  • Items for use by U.S. news bureaus.

Case-By-Case Review

Additionally, the Department of Commerce now reviews on a case-by-case basis applications to export and reexport items to Cuban state-owned enterprises and agencies of the Cuban government that provide goods and services to the Cuban people, as long as those exports and reexports are made for the purpose of meeting the needs of the Cuban people. The policy applies to items used for the following activities:

  • Agricultural production;
  • Artistic endeavors;
  • Education;
  • Food processing;
  • Disaster preparedness, relief, and response;
  • Public health and sanitation;
  • Residential construction and renovation;
  • Public transportation;
  • Construction of public infrastructure facilities; and
  • Sale by wholesalers or retailers for domestic consumption by the Cuban people.

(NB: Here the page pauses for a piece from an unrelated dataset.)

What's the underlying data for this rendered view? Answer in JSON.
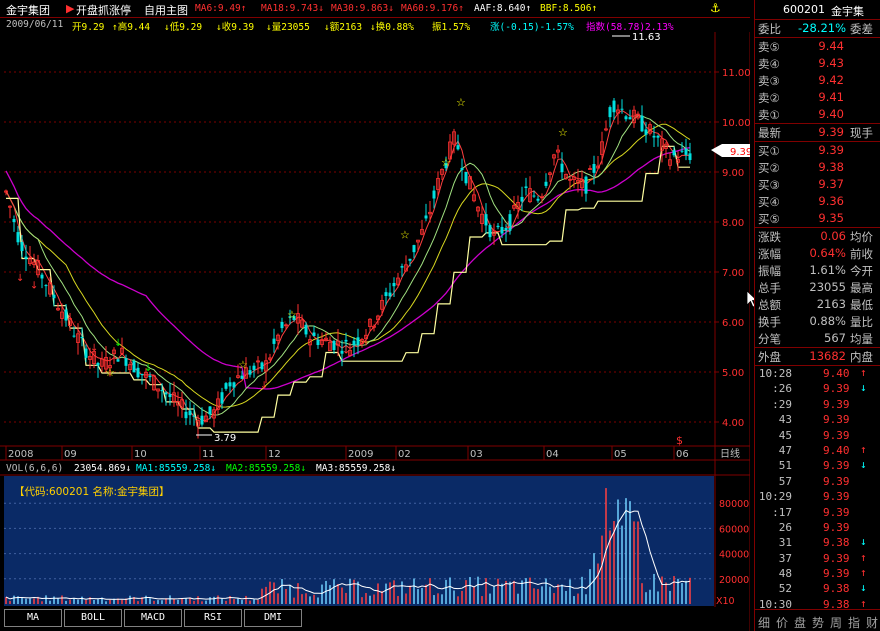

The change is notable in that U.S. regulations now recognize the possibility, subject to review on a case-by-case basis, of U.S. persons doing business directly with state-owned enterprises and agencies of the Cuban government.

Recognizing the Limitations of Permissible Cuba Activities

U.S. businesses and individuals interested in pursuing opportunities in Cuba should continue to exercise caution and carefully review the sanctions and export provisions to determine whether proposed activities are in fact permissible. It will be critical for U.S. persons doing business with Cuba to consult with their counsel regarding implementing sanctions and export compliance programs to avoid even inadvertent violations of the relevant laws. It is important to remember that while the amendments of Jan. 27, 2016, Sept. 21, 2015, and Jan. 16, 2015, do ease certain restrictions on Cuba, significant sanctions and export controls remain in place.